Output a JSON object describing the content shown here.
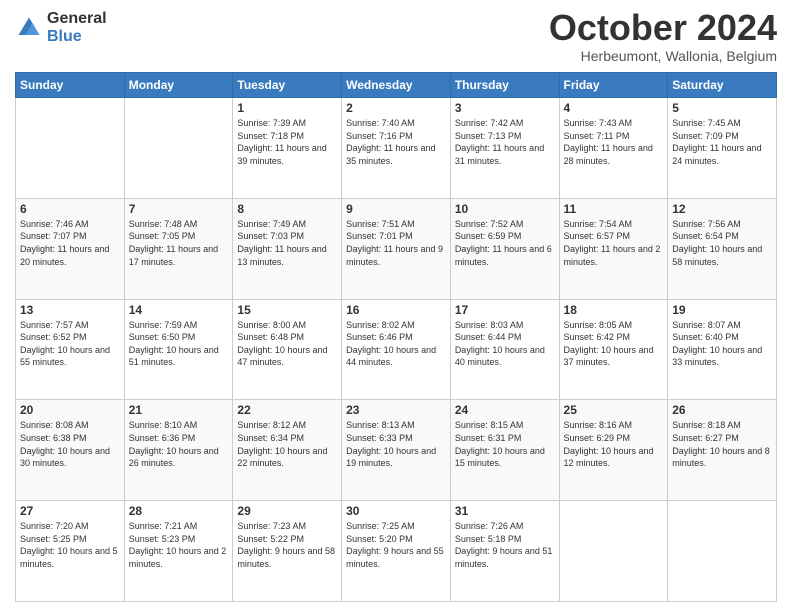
{
  "header": {
    "logo_general": "General",
    "logo_blue": "Blue",
    "month_title": "October 2024",
    "subtitle": "Herbeumont, Wallonia, Belgium"
  },
  "days_of_week": [
    "Sunday",
    "Monday",
    "Tuesday",
    "Wednesday",
    "Thursday",
    "Friday",
    "Saturday"
  ],
  "weeks": [
    [
      {
        "day": "",
        "info": ""
      },
      {
        "day": "",
        "info": ""
      },
      {
        "day": "1",
        "info": "Sunrise: 7:39 AM\nSunset: 7:18 PM\nDaylight: 11 hours and 39 minutes."
      },
      {
        "day": "2",
        "info": "Sunrise: 7:40 AM\nSunset: 7:16 PM\nDaylight: 11 hours and 35 minutes."
      },
      {
        "day": "3",
        "info": "Sunrise: 7:42 AM\nSunset: 7:13 PM\nDaylight: 11 hours and 31 minutes."
      },
      {
        "day": "4",
        "info": "Sunrise: 7:43 AM\nSunset: 7:11 PM\nDaylight: 11 hours and 28 minutes."
      },
      {
        "day": "5",
        "info": "Sunrise: 7:45 AM\nSunset: 7:09 PM\nDaylight: 11 hours and 24 minutes."
      }
    ],
    [
      {
        "day": "6",
        "info": "Sunrise: 7:46 AM\nSunset: 7:07 PM\nDaylight: 11 hours and 20 minutes."
      },
      {
        "day": "7",
        "info": "Sunrise: 7:48 AM\nSunset: 7:05 PM\nDaylight: 11 hours and 17 minutes."
      },
      {
        "day": "8",
        "info": "Sunrise: 7:49 AM\nSunset: 7:03 PM\nDaylight: 11 hours and 13 minutes."
      },
      {
        "day": "9",
        "info": "Sunrise: 7:51 AM\nSunset: 7:01 PM\nDaylight: 11 hours and 9 minutes."
      },
      {
        "day": "10",
        "info": "Sunrise: 7:52 AM\nSunset: 6:59 PM\nDaylight: 11 hours and 6 minutes."
      },
      {
        "day": "11",
        "info": "Sunrise: 7:54 AM\nSunset: 6:57 PM\nDaylight: 11 hours and 2 minutes."
      },
      {
        "day": "12",
        "info": "Sunrise: 7:56 AM\nSunset: 6:54 PM\nDaylight: 10 hours and 58 minutes."
      }
    ],
    [
      {
        "day": "13",
        "info": "Sunrise: 7:57 AM\nSunset: 6:52 PM\nDaylight: 10 hours and 55 minutes."
      },
      {
        "day": "14",
        "info": "Sunrise: 7:59 AM\nSunset: 6:50 PM\nDaylight: 10 hours and 51 minutes."
      },
      {
        "day": "15",
        "info": "Sunrise: 8:00 AM\nSunset: 6:48 PM\nDaylight: 10 hours and 47 minutes."
      },
      {
        "day": "16",
        "info": "Sunrise: 8:02 AM\nSunset: 6:46 PM\nDaylight: 10 hours and 44 minutes."
      },
      {
        "day": "17",
        "info": "Sunrise: 8:03 AM\nSunset: 6:44 PM\nDaylight: 10 hours and 40 minutes."
      },
      {
        "day": "18",
        "info": "Sunrise: 8:05 AM\nSunset: 6:42 PM\nDaylight: 10 hours and 37 minutes."
      },
      {
        "day": "19",
        "info": "Sunrise: 8:07 AM\nSunset: 6:40 PM\nDaylight: 10 hours and 33 minutes."
      }
    ],
    [
      {
        "day": "20",
        "info": "Sunrise: 8:08 AM\nSunset: 6:38 PM\nDaylight: 10 hours and 30 minutes."
      },
      {
        "day": "21",
        "info": "Sunrise: 8:10 AM\nSunset: 6:36 PM\nDaylight: 10 hours and 26 minutes."
      },
      {
        "day": "22",
        "info": "Sunrise: 8:12 AM\nSunset: 6:34 PM\nDaylight: 10 hours and 22 minutes."
      },
      {
        "day": "23",
        "info": "Sunrise: 8:13 AM\nSunset: 6:33 PM\nDaylight: 10 hours and 19 minutes."
      },
      {
        "day": "24",
        "info": "Sunrise: 8:15 AM\nSunset: 6:31 PM\nDaylight: 10 hours and 15 minutes."
      },
      {
        "day": "25",
        "info": "Sunrise: 8:16 AM\nSunset: 6:29 PM\nDaylight: 10 hours and 12 minutes."
      },
      {
        "day": "26",
        "info": "Sunrise: 8:18 AM\nSunset: 6:27 PM\nDaylight: 10 hours and 8 minutes."
      }
    ],
    [
      {
        "day": "27",
        "info": "Sunrise: 7:20 AM\nSunset: 5:25 PM\nDaylight: 10 hours and 5 minutes."
      },
      {
        "day": "28",
        "info": "Sunrise: 7:21 AM\nSunset: 5:23 PM\nDaylight: 10 hours and 2 minutes."
      },
      {
        "day": "29",
        "info": "Sunrise: 7:23 AM\nSunset: 5:22 PM\nDaylight: 9 hours and 58 minutes."
      },
      {
        "day": "30",
        "info": "Sunrise: 7:25 AM\nSunset: 5:20 PM\nDaylight: 9 hours and 55 minutes."
      },
      {
        "day": "31",
        "info": "Sunrise: 7:26 AM\nSunset: 5:18 PM\nDaylight: 9 hours and 51 minutes."
      },
      {
        "day": "",
        "info": ""
      },
      {
        "day": "",
        "info": ""
      }
    ]
  ]
}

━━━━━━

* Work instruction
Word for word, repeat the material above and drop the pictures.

* Exercise solution
Output a JSON object describing the content shown here.
{
  "header": {
    "logo_general": "General",
    "logo_blue": "Blue",
    "month_title": "October 2024",
    "subtitle": "Herbeumont, Wallonia, Belgium"
  },
  "days_of_week": [
    "Sunday",
    "Monday",
    "Tuesday",
    "Wednesday",
    "Thursday",
    "Friday",
    "Saturday"
  ],
  "weeks": [
    [
      {
        "day": "",
        "info": ""
      },
      {
        "day": "",
        "info": ""
      },
      {
        "day": "1",
        "info": "Sunrise: 7:39 AM\nSunset: 7:18 PM\nDaylight: 11 hours and 39 minutes."
      },
      {
        "day": "2",
        "info": "Sunrise: 7:40 AM\nSunset: 7:16 PM\nDaylight: 11 hours and 35 minutes."
      },
      {
        "day": "3",
        "info": "Sunrise: 7:42 AM\nSunset: 7:13 PM\nDaylight: 11 hours and 31 minutes."
      },
      {
        "day": "4",
        "info": "Sunrise: 7:43 AM\nSunset: 7:11 PM\nDaylight: 11 hours and 28 minutes."
      },
      {
        "day": "5",
        "info": "Sunrise: 7:45 AM\nSunset: 7:09 PM\nDaylight: 11 hours and 24 minutes."
      }
    ],
    [
      {
        "day": "6",
        "info": "Sunrise: 7:46 AM\nSunset: 7:07 PM\nDaylight: 11 hours and 20 minutes."
      },
      {
        "day": "7",
        "info": "Sunrise: 7:48 AM\nSunset: 7:05 PM\nDaylight: 11 hours and 17 minutes."
      },
      {
        "day": "8",
        "info": "Sunrise: 7:49 AM\nSunset: 7:03 PM\nDaylight: 11 hours and 13 minutes."
      },
      {
        "day": "9",
        "info": "Sunrise: 7:51 AM\nSunset: 7:01 PM\nDaylight: 11 hours and 9 minutes."
      },
      {
        "day": "10",
        "info": "Sunrise: 7:52 AM\nSunset: 6:59 PM\nDaylight: 11 hours and 6 minutes."
      },
      {
        "day": "11",
        "info": "Sunrise: 7:54 AM\nSunset: 6:57 PM\nDaylight: 11 hours and 2 minutes."
      },
      {
        "day": "12",
        "info": "Sunrise: 7:56 AM\nSunset: 6:54 PM\nDaylight: 10 hours and 58 minutes."
      }
    ],
    [
      {
        "day": "13",
        "info": "Sunrise: 7:57 AM\nSunset: 6:52 PM\nDaylight: 10 hours and 55 minutes."
      },
      {
        "day": "14",
        "info": "Sunrise: 7:59 AM\nSunset: 6:50 PM\nDaylight: 10 hours and 51 minutes."
      },
      {
        "day": "15",
        "info": "Sunrise: 8:00 AM\nSunset: 6:48 PM\nDaylight: 10 hours and 47 minutes."
      },
      {
        "day": "16",
        "info": "Sunrise: 8:02 AM\nSunset: 6:46 PM\nDaylight: 10 hours and 44 minutes."
      },
      {
        "day": "17",
        "info": "Sunrise: 8:03 AM\nSunset: 6:44 PM\nDaylight: 10 hours and 40 minutes."
      },
      {
        "day": "18",
        "info": "Sunrise: 8:05 AM\nSunset: 6:42 PM\nDaylight: 10 hours and 37 minutes."
      },
      {
        "day": "19",
        "info": "Sunrise: 8:07 AM\nSunset: 6:40 PM\nDaylight: 10 hours and 33 minutes."
      }
    ],
    [
      {
        "day": "20",
        "info": "Sunrise: 8:08 AM\nSunset: 6:38 PM\nDaylight: 10 hours and 30 minutes."
      },
      {
        "day": "21",
        "info": "Sunrise: 8:10 AM\nSunset: 6:36 PM\nDaylight: 10 hours and 26 minutes."
      },
      {
        "day": "22",
        "info": "Sunrise: 8:12 AM\nSunset: 6:34 PM\nDaylight: 10 hours and 22 minutes."
      },
      {
        "day": "23",
        "info": "Sunrise: 8:13 AM\nSunset: 6:33 PM\nDaylight: 10 hours and 19 minutes."
      },
      {
        "day": "24",
        "info": "Sunrise: 8:15 AM\nSunset: 6:31 PM\nDaylight: 10 hours and 15 minutes."
      },
      {
        "day": "25",
        "info": "Sunrise: 8:16 AM\nSunset: 6:29 PM\nDaylight: 10 hours and 12 minutes."
      },
      {
        "day": "26",
        "info": "Sunrise: 8:18 AM\nSunset: 6:27 PM\nDaylight: 10 hours and 8 minutes."
      }
    ],
    [
      {
        "day": "27",
        "info": "Sunrise: 7:20 AM\nSunset: 5:25 PM\nDaylight: 10 hours and 5 minutes."
      },
      {
        "day": "28",
        "info": "Sunrise: 7:21 AM\nSunset: 5:23 PM\nDaylight: 10 hours and 2 minutes."
      },
      {
        "day": "29",
        "info": "Sunrise: 7:23 AM\nSunset: 5:22 PM\nDaylight: 9 hours and 58 minutes."
      },
      {
        "day": "30",
        "info": "Sunrise: 7:25 AM\nSunset: 5:20 PM\nDaylight: 9 hours and 55 minutes."
      },
      {
        "day": "31",
        "info": "Sunrise: 7:26 AM\nSunset: 5:18 PM\nDaylight: 9 hours and 51 minutes."
      },
      {
        "day": "",
        "info": ""
      },
      {
        "day": "",
        "info": ""
      }
    ]
  ]
}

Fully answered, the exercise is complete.